Each line that has the string "title" must be copied from the records below.

Data extracted from a collection
● ● ● ● ● ● ●

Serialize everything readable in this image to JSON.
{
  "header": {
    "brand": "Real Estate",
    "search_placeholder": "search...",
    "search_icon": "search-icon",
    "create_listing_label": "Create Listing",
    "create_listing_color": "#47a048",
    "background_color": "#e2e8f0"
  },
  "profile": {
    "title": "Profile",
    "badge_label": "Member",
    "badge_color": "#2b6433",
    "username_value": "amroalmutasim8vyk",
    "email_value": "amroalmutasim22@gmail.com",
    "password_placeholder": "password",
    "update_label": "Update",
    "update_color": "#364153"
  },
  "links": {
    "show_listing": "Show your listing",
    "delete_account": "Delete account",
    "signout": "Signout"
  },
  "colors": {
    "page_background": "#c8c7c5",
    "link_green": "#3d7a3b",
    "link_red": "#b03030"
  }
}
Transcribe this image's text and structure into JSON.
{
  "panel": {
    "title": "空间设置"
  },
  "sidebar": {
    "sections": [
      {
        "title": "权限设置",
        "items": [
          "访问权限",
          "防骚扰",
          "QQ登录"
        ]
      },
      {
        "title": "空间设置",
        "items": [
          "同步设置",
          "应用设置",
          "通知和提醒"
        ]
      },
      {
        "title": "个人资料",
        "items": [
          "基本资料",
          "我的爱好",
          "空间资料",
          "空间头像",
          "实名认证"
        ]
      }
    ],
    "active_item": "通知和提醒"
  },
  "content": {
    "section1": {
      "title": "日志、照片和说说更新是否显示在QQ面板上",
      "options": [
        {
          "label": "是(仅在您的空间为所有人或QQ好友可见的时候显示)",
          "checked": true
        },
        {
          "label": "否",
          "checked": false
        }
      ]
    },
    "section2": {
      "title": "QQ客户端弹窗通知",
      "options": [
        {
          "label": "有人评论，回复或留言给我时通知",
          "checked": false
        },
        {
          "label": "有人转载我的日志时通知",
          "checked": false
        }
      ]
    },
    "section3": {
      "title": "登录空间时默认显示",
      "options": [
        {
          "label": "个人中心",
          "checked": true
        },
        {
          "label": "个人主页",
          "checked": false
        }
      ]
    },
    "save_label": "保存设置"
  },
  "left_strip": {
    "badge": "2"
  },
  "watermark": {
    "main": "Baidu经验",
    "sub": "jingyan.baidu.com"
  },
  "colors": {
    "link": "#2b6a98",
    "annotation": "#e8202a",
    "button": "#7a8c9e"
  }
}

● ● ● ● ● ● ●

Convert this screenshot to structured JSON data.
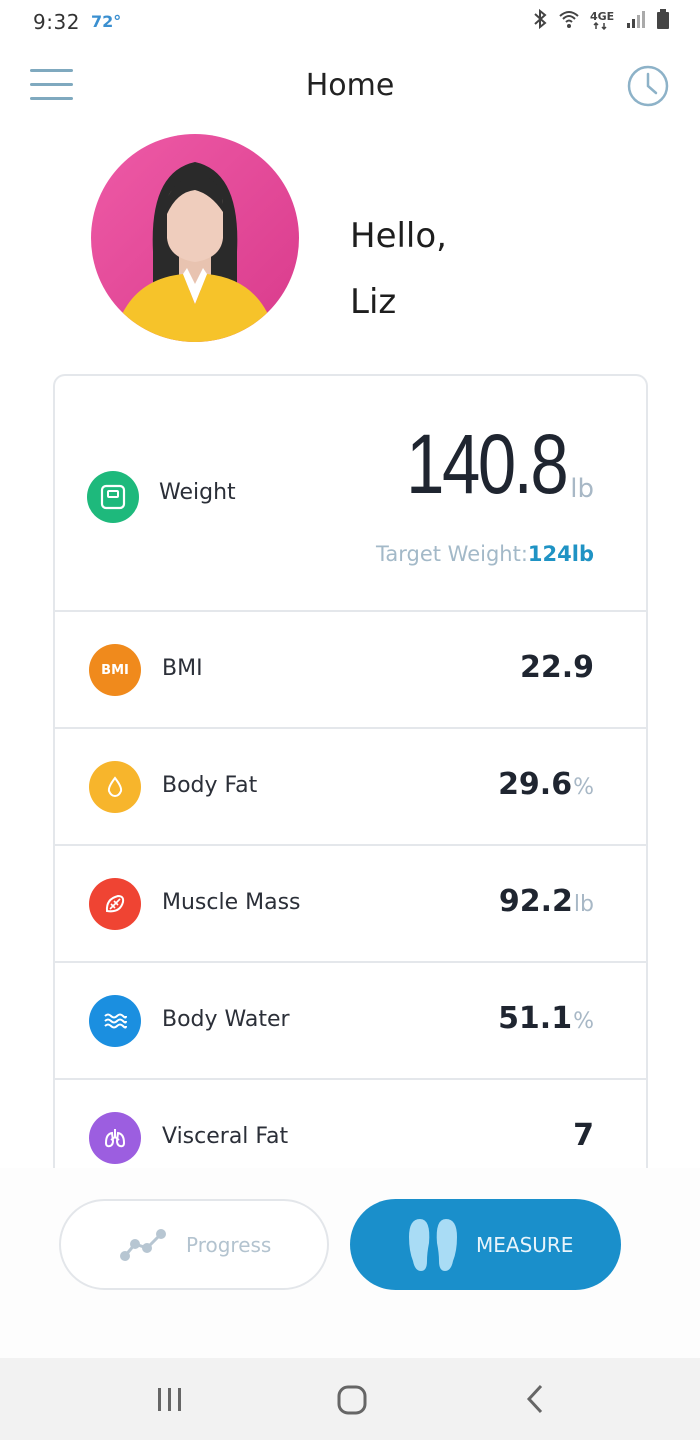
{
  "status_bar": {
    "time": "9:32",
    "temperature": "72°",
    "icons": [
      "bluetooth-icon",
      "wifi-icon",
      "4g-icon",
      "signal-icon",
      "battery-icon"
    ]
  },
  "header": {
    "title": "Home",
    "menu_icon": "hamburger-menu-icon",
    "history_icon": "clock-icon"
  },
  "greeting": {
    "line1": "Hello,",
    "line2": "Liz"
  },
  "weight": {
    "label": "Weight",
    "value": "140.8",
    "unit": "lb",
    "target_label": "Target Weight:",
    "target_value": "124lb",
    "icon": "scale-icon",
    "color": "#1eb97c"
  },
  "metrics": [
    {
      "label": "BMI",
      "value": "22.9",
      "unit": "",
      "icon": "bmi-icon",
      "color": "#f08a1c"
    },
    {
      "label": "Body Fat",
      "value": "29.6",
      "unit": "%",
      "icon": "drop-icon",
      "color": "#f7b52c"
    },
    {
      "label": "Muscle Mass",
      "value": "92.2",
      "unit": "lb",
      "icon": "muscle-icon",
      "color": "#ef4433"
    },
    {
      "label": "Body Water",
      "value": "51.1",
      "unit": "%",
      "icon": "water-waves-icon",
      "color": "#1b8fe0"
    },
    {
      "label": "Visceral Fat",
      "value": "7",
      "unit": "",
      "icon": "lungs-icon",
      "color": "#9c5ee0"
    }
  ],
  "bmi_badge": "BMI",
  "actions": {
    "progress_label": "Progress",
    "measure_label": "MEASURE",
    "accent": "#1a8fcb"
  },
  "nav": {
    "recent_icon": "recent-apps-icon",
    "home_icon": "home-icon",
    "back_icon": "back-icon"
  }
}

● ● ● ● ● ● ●

* Response:
    "title": "Profile",
    "title": "空间设置"
        "title": "权限设置",
        "title": "空间设置",
        "title": "个人资料",
      "title": "日志、照片和说说更新是否显示在QQ面板上",
      "title": "QQ客户端弹窗通知",
      "title": "登录空间时默认显示",
    "title": "Home",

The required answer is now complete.